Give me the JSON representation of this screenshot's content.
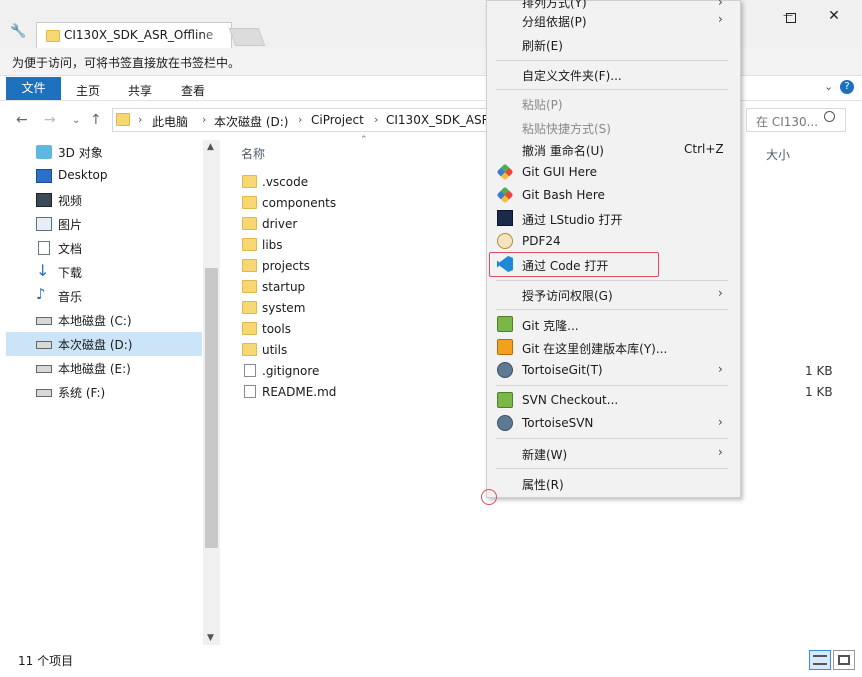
{
  "window": {
    "tab_title": "CI130X_SDK_ASR_Offline",
    "minimize": "—",
    "maximize": "☐",
    "close": "✕"
  },
  "bookmark_hint": "为便于访问，可将书签直接放在书签栏中。",
  "ribbon": {
    "tabs": [
      "文件",
      "主页",
      "共享",
      "查看"
    ]
  },
  "address": {
    "crumbs": [
      "此电脑",
      "本次磁盘 (D:)",
      "CiProject",
      "CI130X_SDK_ASR_"
    ],
    "search_placeholder": "在 CI130..."
  },
  "nav": {
    "items": [
      {
        "label": "3D 对象",
        "icon": "3d-objects-icon"
      },
      {
        "label": "Desktop",
        "icon": "desktop-icon"
      },
      {
        "label": "视频",
        "icon": "video-icon"
      },
      {
        "label": "图片",
        "icon": "pictures-icon"
      },
      {
        "label": "文档",
        "icon": "documents-icon"
      },
      {
        "label": "下载",
        "icon": "download-icon"
      },
      {
        "label": "音乐",
        "icon": "music-icon"
      },
      {
        "label": "本地磁盘 (C:)",
        "icon": "drive-icon"
      },
      {
        "label": "本次磁盘 (D:)",
        "icon": "drive-icon",
        "selected": true
      },
      {
        "label": "本地磁盘 (E:)",
        "icon": "drive-icon"
      },
      {
        "label": "系统 (F:)",
        "icon": "drive-icon"
      }
    ]
  },
  "columns": {
    "name": "名称",
    "size": "大小"
  },
  "files": [
    {
      "name": ".vscode",
      "type": "folder",
      "size": ""
    },
    {
      "name": "components",
      "type": "folder",
      "size": ""
    },
    {
      "name": "driver",
      "type": "folder",
      "size": ""
    },
    {
      "name": "libs",
      "type": "folder",
      "size": ""
    },
    {
      "name": "projects",
      "type": "folder",
      "size": ""
    },
    {
      "name": "startup",
      "type": "folder",
      "size": ""
    },
    {
      "name": "system",
      "type": "folder",
      "size": ""
    },
    {
      "name": "tools",
      "type": "folder",
      "size": ""
    },
    {
      "name": "utils",
      "type": "folder",
      "size": ""
    },
    {
      "name": ".gitignore",
      "type": "file",
      "size": "1 KB"
    },
    {
      "name": "README.md",
      "type": "file",
      "size": "1 KB"
    }
  ],
  "status": {
    "item_count": "11 个项目"
  },
  "context_menu": {
    "items": [
      {
        "label": "排列方式(Y)",
        "submenu": true
      },
      {
        "label": "分组依据(P)",
        "submenu": true
      },
      {
        "label": "刷新(E)"
      },
      {
        "label": "自定义文件夹(F)..."
      },
      {
        "label": "粘贴(P)",
        "disabled": true
      },
      {
        "label": "粘贴快捷方式(S)",
        "disabled": true
      },
      {
        "label": "撤消 重命名(U)",
        "shortcut": "Ctrl+Z"
      },
      {
        "label": "Git GUI Here",
        "icon": "git-gui-icon"
      },
      {
        "label": "Git Bash Here",
        "icon": "git-bash-icon"
      },
      {
        "label": "通过 LStudio 打开",
        "icon": "lstudio-icon"
      },
      {
        "label": "PDF24",
        "icon": "pdf24-icon"
      },
      {
        "label": "通过 Code 打开",
        "icon": "vscode-icon",
        "highlighted": true
      },
      {
        "label": "授予访问权限(G)",
        "submenu": true
      },
      {
        "label": "Git 克隆...",
        "icon": "tortoisegit-clone-icon"
      },
      {
        "label": "Git 在这里创建版本库(Y)...",
        "icon": "tortoisegit-create-icon"
      },
      {
        "label": "TortoiseGit(T)",
        "icon": "tortoisegit-icon",
        "submenu": true
      },
      {
        "label": "SVN Checkout...",
        "icon": "svn-checkout-icon"
      },
      {
        "label": "TortoiseSVN",
        "icon": "tortoisesvn-icon",
        "submenu": true
      },
      {
        "label": "新建(W)",
        "submenu": true
      },
      {
        "label": "属性(R)"
      }
    ]
  },
  "colors": {
    "accent": "#1f6fbf",
    "selection": "#cce4f7",
    "highlight_box": "#e04b5f",
    "folder": "#f6d772"
  }
}
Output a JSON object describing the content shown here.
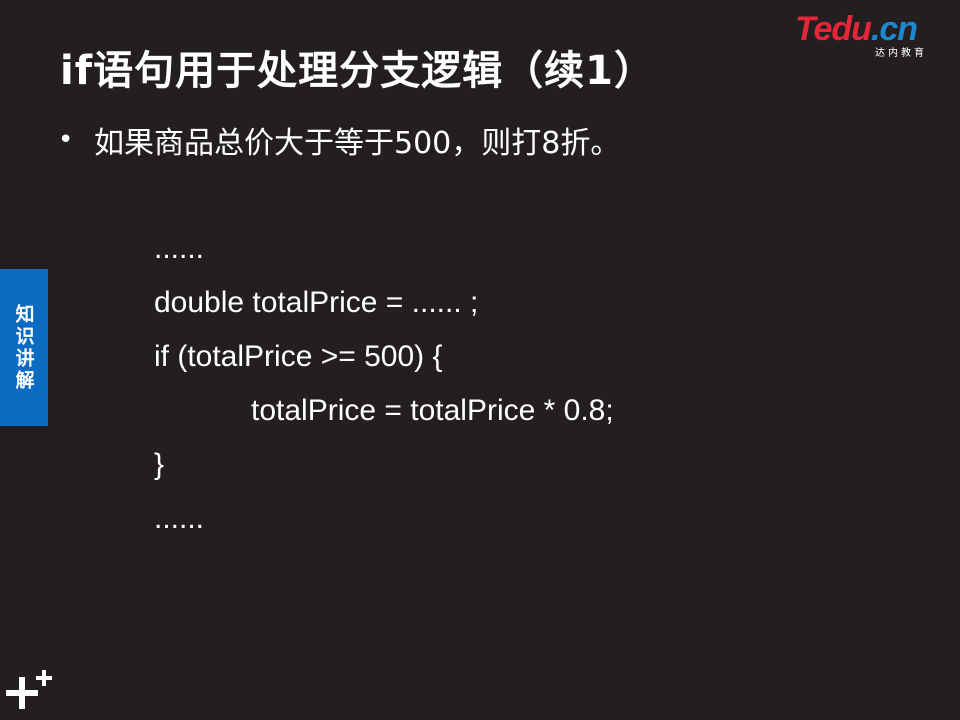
{
  "slide": {
    "title": "if语句用于处理分支逻辑（续1）",
    "bullet_text": "如果商品总价大于等于500，则打8折。",
    "code_lines": [
      "......",
      "double totalPrice = ...... ;",
      "if (totalPrice >= 500) {",
      "totalPrice = totalPrice * 0.8;",
      "}",
      "......"
    ]
  },
  "side_tab": {
    "label": "知识讲解",
    "color": "#0b6bc1"
  },
  "logo": {
    "main_red": "Tedu",
    "main_blue": ".cn",
    "sub": "达内教育"
  },
  "theme": {
    "background": "#231f20",
    "text": "#ffffff"
  },
  "icons": {
    "bottom_left": "plus-icon"
  }
}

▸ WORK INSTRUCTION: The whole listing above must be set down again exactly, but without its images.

▸ TASK OUTPUT:
Give me the JSON representation of this screenshot's content.
{
  "window": {
    "tab_title": "CI130X_SDK_ASR_Offline",
    "minimize": "—",
    "maximize": "☐",
    "close": "✕"
  },
  "bookmark_hint": "为便于访问，可将书签直接放在书签栏中。",
  "ribbon": {
    "tabs": [
      "文件",
      "主页",
      "共享",
      "查看"
    ]
  },
  "address": {
    "crumbs": [
      "此电脑",
      "本次磁盘 (D:)",
      "CiProject",
      "CI130X_SDK_ASR_"
    ],
    "search_placeholder": "在 CI130..."
  },
  "nav": {
    "items": [
      {
        "label": "3D 对象",
        "icon": "3d-objects-icon"
      },
      {
        "label": "Desktop",
        "icon": "desktop-icon"
      },
      {
        "label": "视频",
        "icon": "video-icon"
      },
      {
        "label": "图片",
        "icon": "pictures-icon"
      },
      {
        "label": "文档",
        "icon": "documents-icon"
      },
      {
        "label": "下载",
        "icon": "download-icon"
      },
      {
        "label": "音乐",
        "icon": "music-icon"
      },
      {
        "label": "本地磁盘 (C:)",
        "icon": "drive-icon"
      },
      {
        "label": "本次磁盘 (D:)",
        "icon": "drive-icon",
        "selected": true
      },
      {
        "label": "本地磁盘 (E:)",
        "icon": "drive-icon"
      },
      {
        "label": "系统 (F:)",
        "icon": "drive-icon"
      }
    ]
  },
  "columns": {
    "name": "名称",
    "size": "大小"
  },
  "files": [
    {
      "name": ".vscode",
      "type": "folder",
      "size": ""
    },
    {
      "name": "components",
      "type": "folder",
      "size": ""
    },
    {
      "name": "driver",
      "type": "folder",
      "size": ""
    },
    {
      "name": "libs",
      "type": "folder",
      "size": ""
    },
    {
      "name": "projects",
      "type": "folder",
      "size": ""
    },
    {
      "name": "startup",
      "type": "folder",
      "size": ""
    },
    {
      "name": "system",
      "type": "folder",
      "size": ""
    },
    {
      "name": "tools",
      "type": "folder",
      "size": ""
    },
    {
      "name": "utils",
      "type": "folder",
      "size": ""
    },
    {
      "name": ".gitignore",
      "type": "file",
      "size": "1 KB"
    },
    {
      "name": "README.md",
      "type": "file",
      "size": "1 KB"
    }
  ],
  "status": {
    "item_count": "11 个项目"
  },
  "context_menu": {
    "items": [
      {
        "label": "排列方式(Y)",
        "submenu": true
      },
      {
        "label": "分组依据(P)",
        "submenu": true
      },
      {
        "label": "刷新(E)"
      },
      {
        "label": "自定义文件夹(F)..."
      },
      {
        "label": "粘贴(P)",
        "disabled": true
      },
      {
        "label": "粘贴快捷方式(S)",
        "disabled": true
      },
      {
        "label": "撤消 重命名(U)",
        "shortcut": "Ctrl+Z"
      },
      {
        "label": "Git GUI Here",
        "icon": "git-gui-icon"
      },
      {
        "label": "Git Bash Here",
        "icon": "git-bash-icon"
      },
      {
        "label": "通过 LStudio 打开",
        "icon": "lstudio-icon"
      },
      {
        "label": "PDF24",
        "icon": "pdf24-icon"
      },
      {
        "label": "通过 Code 打开",
        "icon": "vscode-icon",
        "highlighted": true
      },
      {
        "label": "授予访问权限(G)",
        "submenu": true
      },
      {
        "label": "Git 克隆...",
        "icon": "tortoisegit-clone-icon"
      },
      {
        "label": "Git 在这里创建版本库(Y)...",
        "icon": "tortoisegit-create-icon"
      },
      {
        "label": "TortoiseGit(T)",
        "icon": "tortoisegit-icon",
        "submenu": true
      },
      {
        "label": "SVN Checkout...",
        "icon": "svn-checkout-icon"
      },
      {
        "label": "TortoiseSVN",
        "icon": "tortoisesvn-icon",
        "submenu": true
      },
      {
        "label": "新建(W)",
        "submenu": true
      },
      {
        "label": "属性(R)"
      }
    ]
  },
  "colors": {
    "accent": "#1f6fbf",
    "selection": "#cce4f7",
    "highlight_box": "#e04b5f",
    "folder": "#f6d772"
  }
}
Output a JSON object describing the content shown here.
{
  "slide": {
    "title": "if语句用于处理分支逻辑（续1）",
    "bullet_text": "如果商品总价大于等于500，则打8折。",
    "code_lines": [
      "......",
      "double totalPrice = ...... ;",
      "if (totalPrice >= 500) {",
      "totalPrice = totalPrice * 0.8;",
      "}",
      "......"
    ]
  },
  "side_tab": {
    "label": "知识讲解",
    "color": "#0b6bc1"
  },
  "logo": {
    "main_red": "Tedu",
    "main_blue": ".cn",
    "sub": "达内教育"
  },
  "theme": {
    "background": "#231f20",
    "text": "#ffffff"
  },
  "icons": {
    "bottom_left": "plus-icon"
  }
}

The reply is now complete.